The notched lapel dinner jacket gets a lot of hate from clothing aficionados, however Bond has worn a notched lapel dinner jacket on a number of occasions. In all Bond has worn 7 dinner jackets with notched lapels. People who argue against notched lapels on a dinner jacket say that they are not formal enough for a dinner jacket or they make a dinner suit look too much like a business suit. Notched lapels are easier to make in mass production since they use the same pattern as a regular suit. Peaked lapels are the most formal style of lapels on a dinner jacket and come from the evening tailcoat. Slightly lower in formality is the shawl collar, originating from the smoking jacket. The notched lapel is even lower in formality, and since people mostly wear dinner jackets in formal settings the notched lapel is out of place.
James Bond is first seen wearing a notched lapel dinner jacket in Goldfinger when he is having dinner with M and Colonel Smithers. The notched lapels are more appropriate here because it’s a private dinner, however Bond’s company is better dressed in shawl collar dinner jackets. Not much of Bond’s dinner jacket can be seen, but since it is single-breasted it can safely be assumed that it has a one-button front. The cuffs have 4 satin-covered buttons. The lapels are faced in what looks like dark blue satin, which would means the suit fabric is probably midnight blue. Nothing below the waist can be seen.
The shirt and tie are the same as worn with the white dinner jacket at the beginning of the film.
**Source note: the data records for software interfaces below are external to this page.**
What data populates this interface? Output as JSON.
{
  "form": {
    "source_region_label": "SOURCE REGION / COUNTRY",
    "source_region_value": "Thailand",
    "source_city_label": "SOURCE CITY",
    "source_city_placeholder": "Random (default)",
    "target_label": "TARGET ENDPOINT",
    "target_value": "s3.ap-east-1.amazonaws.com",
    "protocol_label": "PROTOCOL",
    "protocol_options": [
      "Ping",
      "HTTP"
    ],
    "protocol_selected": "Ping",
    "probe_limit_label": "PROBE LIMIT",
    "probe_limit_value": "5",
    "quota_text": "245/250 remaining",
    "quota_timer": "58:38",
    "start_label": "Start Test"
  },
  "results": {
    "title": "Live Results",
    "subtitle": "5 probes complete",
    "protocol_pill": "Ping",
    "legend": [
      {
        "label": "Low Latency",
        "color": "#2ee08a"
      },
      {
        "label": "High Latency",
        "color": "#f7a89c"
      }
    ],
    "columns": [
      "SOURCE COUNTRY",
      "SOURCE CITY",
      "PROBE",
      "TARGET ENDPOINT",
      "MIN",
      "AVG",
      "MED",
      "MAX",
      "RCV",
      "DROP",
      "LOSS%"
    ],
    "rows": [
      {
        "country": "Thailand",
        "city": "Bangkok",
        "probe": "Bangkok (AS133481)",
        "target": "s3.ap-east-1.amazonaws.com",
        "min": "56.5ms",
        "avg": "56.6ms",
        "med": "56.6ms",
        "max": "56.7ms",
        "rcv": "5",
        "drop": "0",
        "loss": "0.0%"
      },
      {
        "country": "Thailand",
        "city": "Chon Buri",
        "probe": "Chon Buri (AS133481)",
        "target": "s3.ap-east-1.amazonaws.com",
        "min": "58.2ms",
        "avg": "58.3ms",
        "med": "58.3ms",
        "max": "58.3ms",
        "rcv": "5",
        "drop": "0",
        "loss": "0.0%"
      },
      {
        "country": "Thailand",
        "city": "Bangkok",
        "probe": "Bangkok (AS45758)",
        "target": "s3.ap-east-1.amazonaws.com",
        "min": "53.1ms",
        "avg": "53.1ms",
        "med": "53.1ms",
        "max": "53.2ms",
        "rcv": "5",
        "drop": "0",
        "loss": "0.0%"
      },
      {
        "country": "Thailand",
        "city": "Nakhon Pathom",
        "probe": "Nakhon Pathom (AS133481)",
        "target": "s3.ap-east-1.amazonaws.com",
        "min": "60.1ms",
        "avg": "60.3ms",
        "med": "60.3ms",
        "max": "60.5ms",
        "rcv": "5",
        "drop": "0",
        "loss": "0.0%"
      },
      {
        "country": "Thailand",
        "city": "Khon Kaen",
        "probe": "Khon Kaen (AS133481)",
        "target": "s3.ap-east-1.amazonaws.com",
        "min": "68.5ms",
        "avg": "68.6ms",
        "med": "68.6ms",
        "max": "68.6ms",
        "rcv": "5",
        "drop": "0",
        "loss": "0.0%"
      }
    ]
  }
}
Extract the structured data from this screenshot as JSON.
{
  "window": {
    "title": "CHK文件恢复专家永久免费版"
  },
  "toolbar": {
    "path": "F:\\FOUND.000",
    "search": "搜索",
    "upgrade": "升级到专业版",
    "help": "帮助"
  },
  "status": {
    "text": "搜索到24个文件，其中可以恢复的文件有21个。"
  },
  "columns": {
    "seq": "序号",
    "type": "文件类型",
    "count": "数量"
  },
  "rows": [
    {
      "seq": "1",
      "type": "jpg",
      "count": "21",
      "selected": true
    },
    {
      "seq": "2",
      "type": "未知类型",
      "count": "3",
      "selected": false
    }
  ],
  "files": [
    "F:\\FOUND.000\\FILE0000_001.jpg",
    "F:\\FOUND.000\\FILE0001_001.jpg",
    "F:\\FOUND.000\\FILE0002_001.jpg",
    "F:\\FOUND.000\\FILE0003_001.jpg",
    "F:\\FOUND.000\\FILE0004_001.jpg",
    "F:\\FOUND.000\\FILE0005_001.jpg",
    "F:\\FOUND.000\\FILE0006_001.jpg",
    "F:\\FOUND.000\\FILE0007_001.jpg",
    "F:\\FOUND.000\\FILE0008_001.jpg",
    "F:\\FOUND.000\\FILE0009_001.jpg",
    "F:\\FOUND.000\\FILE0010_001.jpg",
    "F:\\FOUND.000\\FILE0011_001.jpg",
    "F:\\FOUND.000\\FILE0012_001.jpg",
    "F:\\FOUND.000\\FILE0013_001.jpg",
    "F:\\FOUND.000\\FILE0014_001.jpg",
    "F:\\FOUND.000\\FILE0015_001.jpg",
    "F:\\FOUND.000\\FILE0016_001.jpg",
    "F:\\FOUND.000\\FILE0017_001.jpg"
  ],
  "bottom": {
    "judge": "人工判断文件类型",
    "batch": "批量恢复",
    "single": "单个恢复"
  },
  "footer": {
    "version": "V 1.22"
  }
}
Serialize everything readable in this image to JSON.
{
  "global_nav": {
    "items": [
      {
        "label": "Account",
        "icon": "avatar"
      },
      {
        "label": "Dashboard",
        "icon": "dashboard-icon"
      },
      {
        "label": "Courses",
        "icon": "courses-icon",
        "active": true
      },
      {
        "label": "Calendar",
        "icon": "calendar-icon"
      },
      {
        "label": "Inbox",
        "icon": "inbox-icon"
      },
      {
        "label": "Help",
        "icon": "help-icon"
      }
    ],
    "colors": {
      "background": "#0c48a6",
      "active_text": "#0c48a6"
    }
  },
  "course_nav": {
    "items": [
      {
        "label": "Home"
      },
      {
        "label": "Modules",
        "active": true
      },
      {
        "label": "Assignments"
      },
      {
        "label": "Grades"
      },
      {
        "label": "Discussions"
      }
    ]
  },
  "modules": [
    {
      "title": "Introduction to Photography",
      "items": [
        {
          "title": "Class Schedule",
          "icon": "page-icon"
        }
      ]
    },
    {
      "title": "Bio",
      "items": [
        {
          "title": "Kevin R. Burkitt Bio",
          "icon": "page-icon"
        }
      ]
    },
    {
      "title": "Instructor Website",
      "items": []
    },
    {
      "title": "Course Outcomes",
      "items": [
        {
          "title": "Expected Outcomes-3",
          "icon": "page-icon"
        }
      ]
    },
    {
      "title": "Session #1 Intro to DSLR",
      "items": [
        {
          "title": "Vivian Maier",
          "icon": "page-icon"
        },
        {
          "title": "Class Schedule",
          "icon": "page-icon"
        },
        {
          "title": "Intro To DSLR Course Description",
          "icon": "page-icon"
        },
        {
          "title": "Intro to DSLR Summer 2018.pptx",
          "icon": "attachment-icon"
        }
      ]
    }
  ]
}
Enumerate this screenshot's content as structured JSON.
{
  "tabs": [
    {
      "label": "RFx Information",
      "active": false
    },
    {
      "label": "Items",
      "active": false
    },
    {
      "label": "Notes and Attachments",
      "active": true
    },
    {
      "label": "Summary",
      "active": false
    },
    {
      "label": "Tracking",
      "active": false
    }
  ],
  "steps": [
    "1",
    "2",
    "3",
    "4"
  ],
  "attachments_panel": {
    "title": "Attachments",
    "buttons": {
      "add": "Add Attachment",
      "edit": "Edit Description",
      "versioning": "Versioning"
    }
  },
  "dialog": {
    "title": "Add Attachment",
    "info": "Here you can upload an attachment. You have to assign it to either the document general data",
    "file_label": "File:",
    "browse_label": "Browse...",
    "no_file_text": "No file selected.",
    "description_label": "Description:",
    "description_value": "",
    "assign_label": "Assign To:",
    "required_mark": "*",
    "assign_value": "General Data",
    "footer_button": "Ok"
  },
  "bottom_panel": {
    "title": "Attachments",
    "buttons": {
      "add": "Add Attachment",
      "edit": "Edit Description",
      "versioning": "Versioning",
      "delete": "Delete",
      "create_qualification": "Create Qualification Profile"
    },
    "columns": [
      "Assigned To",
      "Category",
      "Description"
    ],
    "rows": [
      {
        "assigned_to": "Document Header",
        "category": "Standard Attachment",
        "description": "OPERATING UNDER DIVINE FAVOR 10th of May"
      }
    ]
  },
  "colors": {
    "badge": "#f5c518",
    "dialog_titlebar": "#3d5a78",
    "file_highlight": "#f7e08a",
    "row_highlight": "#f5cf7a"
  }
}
The bow tie is black satin (contrasts slightly with the blue satin lapels) and the shirt is a white-on-white stripe with a pleated front, mother-of-pearl buttons and double cuffs. And for the last time until GoldenEye 31 years later, Bond wears a pocket handkerchief with his dinner suit. Here it is a folded white linen square.